Why democracies need gender responsive budgeting

We risk the decline in and mistrust of democracy being entrenched if governments cannot show how democracy delivers for its citizens. Democracies are associated with higher levels of gender equality than non-democratic systems and hybrid regimes. However, both new and established democracies are not finding it easy to guarantee development and economic equality. 

Through GRB, governments, institutions, and organisations can better understand and address the differing impacts of revenue and spending patterns on women and men, fostering greater accountability and transparency. A gender-responsive approach to budgeting allows structural inequality to be identified and addressed through policy and legal frameworks. It also helps to ensure that a country’s resource and revenue management processes are adequately supporting women’s wellbeing, which is a key economic driver. 

GRB is not a one-size-fits-all solution to the gender equality gap but it is essential for analysing the needs of all citizens and attaining a fair and just distribution of resources. It is designed to address gaps such as those created through unpaid care and domestic work for women aged 15 and over, which is valued at approximately $10.8 trillion annually.

Governments and institutions committed to closing the gap in gender equality and prioritising women's agendas must reflect this commitment in their spending plans. Do they back up their words with actions and financial support? 

GRB provides a well-established policy approach to support the increased alignment of public resources with gender equality objectives. Through analytical tools, GRB identifies gender gaps, plans gender-responsive interventions, aligns budgets with these policy and programmatic interventions, and assesses impacts.

Examples of success in gender responsive budgeting

As of 2020, all the G20 countries have taken steps towards gender-focused fiscal policies, although more progress has been made in establishing gender budgeting frameworks and budget preparation tools than with budget execution, monitoring, and auditing. In 2023, UN Women reported that ‘’over 100 countries have initiated efforts on gender-responsive budgeting to address gender equality and the historical underinvestment in essential services for women and girls.’’

For instance: 

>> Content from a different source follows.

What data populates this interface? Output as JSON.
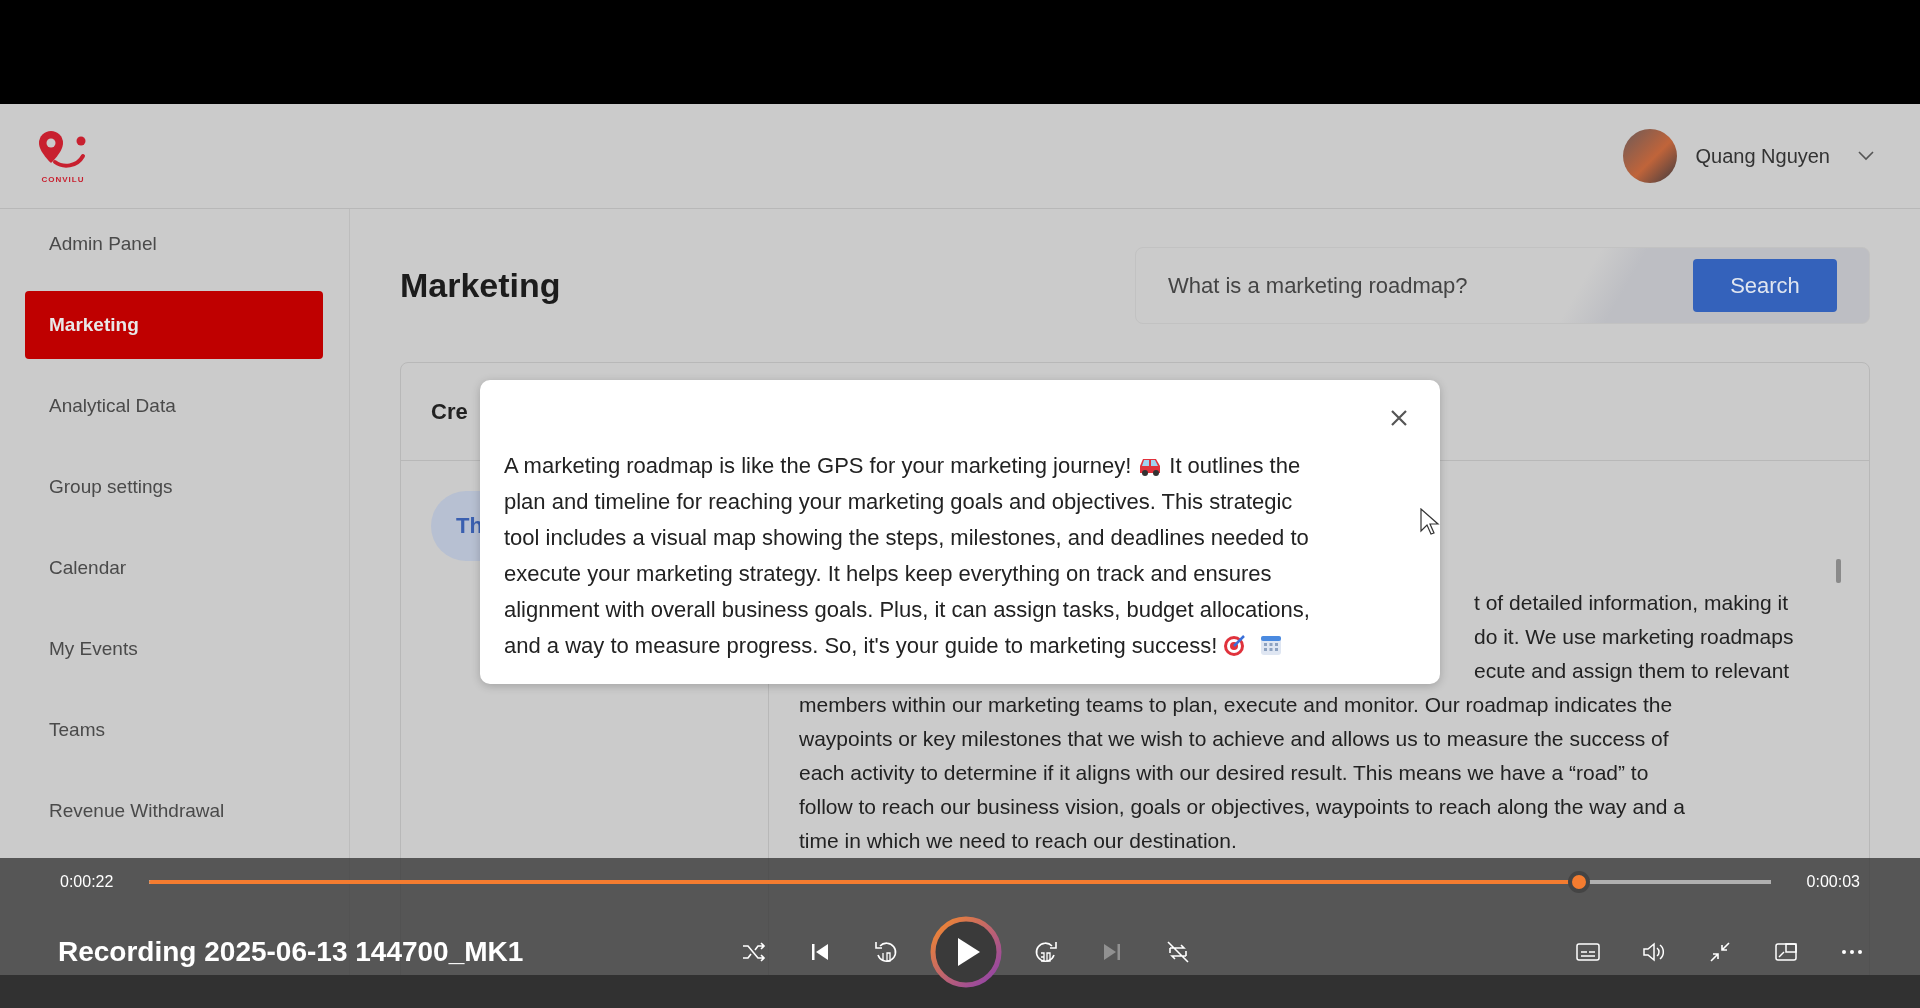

  • In 2013, Morocco’s finance ministry and UN Women launched the Centre of Excellence for Gender Responsive Budgeting, a milestone achievement that provided lawmakers in Morocco with information on how public policies are working toward gender equality on a local and national level. 
  • Austria ensured gender responsive budgeting is part of its constitution and budget proposals assessed through the lens of gender equality. This in turn led to the embedding of gender equality in educational curricula, prioritising the prevention of violence against women through the creation of helplines and shelters, promoting women in leadership, and boosting the participation of women in politics. 
  • Colombia fully integrated gender equality in their National Development Plan, which included a gender budget tracker, mandated by law, to track how the budget is allocated and spent.
WFD’s support for gender responsive budgeting

In democratic systems, local and national parliaments have an important role in budget setting, approval, implementation, and oversight. Westminster Foundation for Democracy (WFD) provides technical assistance to parliaments in carrying out this role, including through tailored support to carry out GRB.

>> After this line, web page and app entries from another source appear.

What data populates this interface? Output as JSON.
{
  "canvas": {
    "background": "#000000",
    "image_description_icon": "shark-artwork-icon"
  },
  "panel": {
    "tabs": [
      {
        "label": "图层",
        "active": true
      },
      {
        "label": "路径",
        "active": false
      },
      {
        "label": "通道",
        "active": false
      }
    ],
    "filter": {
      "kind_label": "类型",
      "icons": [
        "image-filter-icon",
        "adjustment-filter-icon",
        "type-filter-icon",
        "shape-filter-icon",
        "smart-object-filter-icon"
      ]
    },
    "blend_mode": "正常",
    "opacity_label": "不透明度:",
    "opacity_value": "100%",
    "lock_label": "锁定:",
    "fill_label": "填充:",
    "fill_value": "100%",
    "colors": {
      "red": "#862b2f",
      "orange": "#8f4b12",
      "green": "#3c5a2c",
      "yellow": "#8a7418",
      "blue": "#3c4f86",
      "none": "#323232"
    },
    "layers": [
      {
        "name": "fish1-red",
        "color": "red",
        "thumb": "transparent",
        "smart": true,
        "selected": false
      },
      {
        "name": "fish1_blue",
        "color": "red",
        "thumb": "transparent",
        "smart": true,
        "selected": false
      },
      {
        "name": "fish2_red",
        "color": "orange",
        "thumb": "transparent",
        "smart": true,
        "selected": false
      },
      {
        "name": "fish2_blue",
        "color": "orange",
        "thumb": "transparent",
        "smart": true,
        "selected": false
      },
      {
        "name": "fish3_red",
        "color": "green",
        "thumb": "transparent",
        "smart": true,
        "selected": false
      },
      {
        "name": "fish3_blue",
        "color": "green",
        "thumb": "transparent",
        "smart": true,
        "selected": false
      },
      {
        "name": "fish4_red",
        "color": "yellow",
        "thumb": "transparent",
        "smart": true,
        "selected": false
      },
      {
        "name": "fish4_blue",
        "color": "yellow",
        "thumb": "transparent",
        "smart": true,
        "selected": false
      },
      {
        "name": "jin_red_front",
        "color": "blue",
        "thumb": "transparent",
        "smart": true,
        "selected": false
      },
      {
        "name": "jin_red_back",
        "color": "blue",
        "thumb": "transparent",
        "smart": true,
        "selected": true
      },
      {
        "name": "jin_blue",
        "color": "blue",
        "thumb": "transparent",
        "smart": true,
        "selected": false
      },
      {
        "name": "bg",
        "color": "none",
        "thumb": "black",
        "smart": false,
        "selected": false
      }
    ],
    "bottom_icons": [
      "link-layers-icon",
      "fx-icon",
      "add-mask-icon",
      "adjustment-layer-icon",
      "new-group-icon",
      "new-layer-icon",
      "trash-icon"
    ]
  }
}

The 2023 UK Government white paper on international development indicated a clear link between inclusive democracy and advancing women's rights. As each and every day takes us closer to the 2030 goal of achieving the sustainable development goals, we need policies that can close the inequality gap to be backed up by allocating adequate resources in the budget towards actualising them. Gender-responsive budgeting is part of the way forward. As with so many policies and rights that women have fought for, the result will be lasting benefits not only for women but for society in general.

Happy International Women’s Day!